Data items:

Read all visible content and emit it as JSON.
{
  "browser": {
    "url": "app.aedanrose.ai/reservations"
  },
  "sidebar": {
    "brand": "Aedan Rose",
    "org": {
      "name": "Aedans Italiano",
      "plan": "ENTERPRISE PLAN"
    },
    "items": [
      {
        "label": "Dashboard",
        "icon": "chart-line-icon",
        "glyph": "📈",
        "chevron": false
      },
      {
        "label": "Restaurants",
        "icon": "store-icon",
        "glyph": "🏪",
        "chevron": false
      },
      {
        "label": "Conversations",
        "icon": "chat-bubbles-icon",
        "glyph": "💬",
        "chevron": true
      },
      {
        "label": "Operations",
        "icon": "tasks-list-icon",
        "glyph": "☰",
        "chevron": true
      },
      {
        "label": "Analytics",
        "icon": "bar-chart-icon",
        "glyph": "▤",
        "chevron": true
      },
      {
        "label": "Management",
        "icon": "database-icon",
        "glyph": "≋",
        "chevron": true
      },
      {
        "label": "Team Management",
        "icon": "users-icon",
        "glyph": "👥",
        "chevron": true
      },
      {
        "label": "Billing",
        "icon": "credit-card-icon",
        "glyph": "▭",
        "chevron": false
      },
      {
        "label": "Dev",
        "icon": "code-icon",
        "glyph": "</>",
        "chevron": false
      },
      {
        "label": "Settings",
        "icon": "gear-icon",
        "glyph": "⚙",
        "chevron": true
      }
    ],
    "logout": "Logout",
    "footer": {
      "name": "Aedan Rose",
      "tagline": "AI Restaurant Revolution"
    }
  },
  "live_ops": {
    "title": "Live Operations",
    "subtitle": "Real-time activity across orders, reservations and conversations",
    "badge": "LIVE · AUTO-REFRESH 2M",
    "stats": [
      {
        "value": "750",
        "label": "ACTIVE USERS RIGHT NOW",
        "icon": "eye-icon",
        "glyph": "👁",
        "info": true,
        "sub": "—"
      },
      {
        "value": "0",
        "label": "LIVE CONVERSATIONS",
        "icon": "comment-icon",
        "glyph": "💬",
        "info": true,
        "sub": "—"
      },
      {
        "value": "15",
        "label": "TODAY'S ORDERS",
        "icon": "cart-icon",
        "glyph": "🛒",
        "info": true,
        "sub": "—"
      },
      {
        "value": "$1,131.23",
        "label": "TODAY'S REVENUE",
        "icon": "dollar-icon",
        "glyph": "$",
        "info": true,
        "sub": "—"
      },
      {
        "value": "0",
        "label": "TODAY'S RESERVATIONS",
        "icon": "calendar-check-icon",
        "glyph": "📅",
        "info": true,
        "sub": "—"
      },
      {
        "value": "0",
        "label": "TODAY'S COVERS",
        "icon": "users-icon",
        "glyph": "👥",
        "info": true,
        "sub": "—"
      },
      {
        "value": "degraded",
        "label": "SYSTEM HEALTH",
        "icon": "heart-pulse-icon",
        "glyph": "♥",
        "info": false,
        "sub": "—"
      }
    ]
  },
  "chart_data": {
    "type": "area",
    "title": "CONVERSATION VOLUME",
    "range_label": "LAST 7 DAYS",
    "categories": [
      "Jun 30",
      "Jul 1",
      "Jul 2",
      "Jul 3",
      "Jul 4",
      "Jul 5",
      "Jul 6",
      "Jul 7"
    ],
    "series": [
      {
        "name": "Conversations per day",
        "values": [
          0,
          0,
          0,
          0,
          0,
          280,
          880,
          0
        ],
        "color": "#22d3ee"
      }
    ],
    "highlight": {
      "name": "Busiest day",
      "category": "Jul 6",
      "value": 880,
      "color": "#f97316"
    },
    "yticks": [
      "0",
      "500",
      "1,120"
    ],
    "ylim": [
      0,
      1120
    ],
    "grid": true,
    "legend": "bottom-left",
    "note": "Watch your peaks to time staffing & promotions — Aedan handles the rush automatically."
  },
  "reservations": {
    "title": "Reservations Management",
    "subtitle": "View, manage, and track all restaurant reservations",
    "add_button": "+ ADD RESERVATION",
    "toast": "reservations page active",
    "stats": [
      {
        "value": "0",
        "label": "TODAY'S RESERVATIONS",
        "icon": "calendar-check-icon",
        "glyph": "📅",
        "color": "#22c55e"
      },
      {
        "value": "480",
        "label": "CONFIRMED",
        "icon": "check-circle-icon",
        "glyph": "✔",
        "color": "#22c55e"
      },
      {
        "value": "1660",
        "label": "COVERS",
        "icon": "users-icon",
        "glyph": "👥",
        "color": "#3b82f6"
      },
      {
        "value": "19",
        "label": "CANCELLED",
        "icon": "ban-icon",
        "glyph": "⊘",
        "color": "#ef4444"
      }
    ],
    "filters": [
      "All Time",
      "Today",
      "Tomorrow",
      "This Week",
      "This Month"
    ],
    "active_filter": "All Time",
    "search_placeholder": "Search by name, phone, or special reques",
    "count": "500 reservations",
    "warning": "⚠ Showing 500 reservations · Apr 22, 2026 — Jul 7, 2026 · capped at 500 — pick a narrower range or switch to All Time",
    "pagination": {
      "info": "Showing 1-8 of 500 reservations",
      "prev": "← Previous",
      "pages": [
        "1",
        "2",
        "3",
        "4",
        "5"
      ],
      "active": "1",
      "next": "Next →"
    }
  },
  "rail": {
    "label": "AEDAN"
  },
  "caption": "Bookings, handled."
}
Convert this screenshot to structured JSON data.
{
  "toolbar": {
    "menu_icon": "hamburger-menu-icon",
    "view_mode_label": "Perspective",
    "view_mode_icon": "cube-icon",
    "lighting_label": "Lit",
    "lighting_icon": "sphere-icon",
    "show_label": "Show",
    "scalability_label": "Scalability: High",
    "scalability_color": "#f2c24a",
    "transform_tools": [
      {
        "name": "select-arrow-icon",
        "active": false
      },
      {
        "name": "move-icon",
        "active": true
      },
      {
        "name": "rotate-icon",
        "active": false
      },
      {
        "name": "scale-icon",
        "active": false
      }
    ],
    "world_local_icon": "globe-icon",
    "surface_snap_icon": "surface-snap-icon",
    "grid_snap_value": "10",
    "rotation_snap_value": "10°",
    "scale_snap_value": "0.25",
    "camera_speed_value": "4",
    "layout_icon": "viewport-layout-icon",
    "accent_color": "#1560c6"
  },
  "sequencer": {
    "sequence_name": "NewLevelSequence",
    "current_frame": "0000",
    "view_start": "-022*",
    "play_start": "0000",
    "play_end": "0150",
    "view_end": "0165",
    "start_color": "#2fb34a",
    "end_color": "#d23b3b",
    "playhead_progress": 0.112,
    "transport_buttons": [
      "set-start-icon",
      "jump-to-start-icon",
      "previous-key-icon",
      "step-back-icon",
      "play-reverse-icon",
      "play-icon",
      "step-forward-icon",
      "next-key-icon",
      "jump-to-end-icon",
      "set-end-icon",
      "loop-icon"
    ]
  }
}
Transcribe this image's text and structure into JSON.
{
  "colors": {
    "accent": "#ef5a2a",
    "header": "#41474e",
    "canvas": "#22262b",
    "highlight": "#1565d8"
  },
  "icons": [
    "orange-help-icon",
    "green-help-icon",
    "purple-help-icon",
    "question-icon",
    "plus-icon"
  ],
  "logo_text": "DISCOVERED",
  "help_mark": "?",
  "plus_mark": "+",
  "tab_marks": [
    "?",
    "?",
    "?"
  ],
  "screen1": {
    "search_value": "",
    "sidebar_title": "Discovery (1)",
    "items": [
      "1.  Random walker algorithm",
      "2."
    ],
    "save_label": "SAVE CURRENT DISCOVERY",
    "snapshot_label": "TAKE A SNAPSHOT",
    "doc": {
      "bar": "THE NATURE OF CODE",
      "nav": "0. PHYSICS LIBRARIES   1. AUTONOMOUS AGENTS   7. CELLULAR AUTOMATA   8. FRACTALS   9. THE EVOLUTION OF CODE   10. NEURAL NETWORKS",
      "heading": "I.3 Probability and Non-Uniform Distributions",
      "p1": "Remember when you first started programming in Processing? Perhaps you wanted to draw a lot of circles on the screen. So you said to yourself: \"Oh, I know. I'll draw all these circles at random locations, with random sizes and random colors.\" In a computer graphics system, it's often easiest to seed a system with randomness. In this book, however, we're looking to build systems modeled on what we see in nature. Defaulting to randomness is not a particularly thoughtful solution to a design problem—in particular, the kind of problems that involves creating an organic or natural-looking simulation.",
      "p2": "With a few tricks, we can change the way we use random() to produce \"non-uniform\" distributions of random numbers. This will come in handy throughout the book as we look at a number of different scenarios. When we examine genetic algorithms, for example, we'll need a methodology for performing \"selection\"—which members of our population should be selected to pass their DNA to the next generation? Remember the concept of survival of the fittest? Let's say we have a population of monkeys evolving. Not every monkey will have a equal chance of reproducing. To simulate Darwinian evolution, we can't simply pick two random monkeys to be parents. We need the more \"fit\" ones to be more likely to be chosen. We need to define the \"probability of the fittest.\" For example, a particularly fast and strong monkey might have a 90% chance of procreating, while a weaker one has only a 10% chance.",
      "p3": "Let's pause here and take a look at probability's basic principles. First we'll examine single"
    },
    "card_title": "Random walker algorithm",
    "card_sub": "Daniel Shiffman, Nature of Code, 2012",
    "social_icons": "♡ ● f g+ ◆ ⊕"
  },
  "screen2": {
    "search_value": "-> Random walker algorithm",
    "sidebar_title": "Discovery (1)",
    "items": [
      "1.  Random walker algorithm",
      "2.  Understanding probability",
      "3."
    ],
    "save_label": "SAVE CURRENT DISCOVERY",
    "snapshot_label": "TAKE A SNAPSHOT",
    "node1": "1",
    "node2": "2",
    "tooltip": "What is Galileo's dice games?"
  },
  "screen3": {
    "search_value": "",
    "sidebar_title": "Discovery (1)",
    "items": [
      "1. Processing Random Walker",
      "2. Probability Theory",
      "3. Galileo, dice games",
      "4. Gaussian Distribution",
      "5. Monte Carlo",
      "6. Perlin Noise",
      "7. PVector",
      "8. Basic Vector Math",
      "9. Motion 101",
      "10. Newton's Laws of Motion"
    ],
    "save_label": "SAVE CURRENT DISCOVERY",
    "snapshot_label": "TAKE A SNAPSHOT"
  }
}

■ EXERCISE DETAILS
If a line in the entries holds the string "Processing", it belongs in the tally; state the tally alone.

■ TASK SOLUTION
2